At Colonial Williamsburg, the conservators are faced with a collection of 60 million artifacts (!), and over half of the historic area is yet to be excavated.  Emily discussed a project involving the transfer of the archaeological collection to new climate-controlled storage spaces, including 50 pallets of architectural material (brick and stone fragments non-scientifically excavated from the historic area in the 1930s and 1940s).  These pallets took up 5,000 cubic feet of storage and 45% of the total budget.  The material was mostly non-diagnostic, not requested or accessed, and attracting animal infestation (evidenced by prolific nesting of rodents and insects).  Given these concerns, the decision was made to re-bury non-diagnostic brick and stone fragments with the understanding that they could be re-excavated if necessary.

Very specific details were given about the re-burial choices.  For example, the fragments were bagged and placed in their original pine crates with Tyvek tags (written in both Sharpie and pencil).  They were grouped by site, only stacked 2 deep, and GPS marked.  The crates were placed in an existing excavated cellar within the historic area and backfilled with sand.

I am particularly grateful when speakers present positives and negatives of a given choice, and Emily outlined both.  Due to financial restraints, the original pine crates were used.  If she were to do this again, HDPE would be preferred, as the pine will eventually decompose and some of the archaeological context could be lost.  Individual fragments were not labeled due to time and the sheer number of small pieces, but this would have been preferred.  Ideally, they would have reburied the material in a trench outside the historic area in the event that the house would be rebuilt in the future.  The obvious lack of access to the collection was mentioned, and the concern that reburied collections could become “out of sight, out of mind.”

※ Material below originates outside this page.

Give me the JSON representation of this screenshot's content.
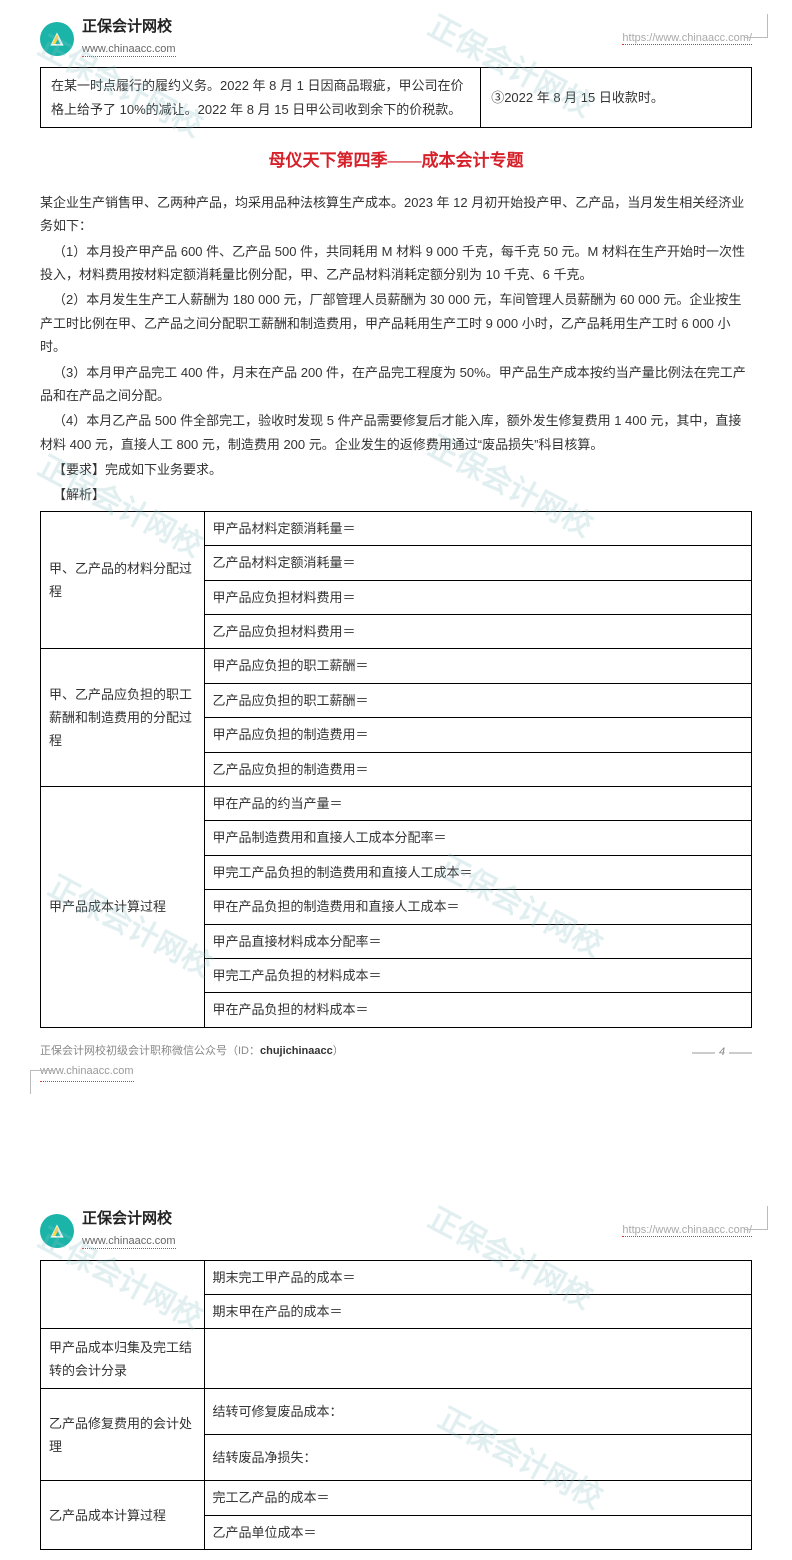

This method of reburial is not without ethical and spatial concerns, but given these limitations, there are vast preservation gains for the collection as a whole.  There is no correct answer for these difficult decisions, but I agree with Emily’s approach that we need to view archaeological collections in a “holistic rather than particularistic” way.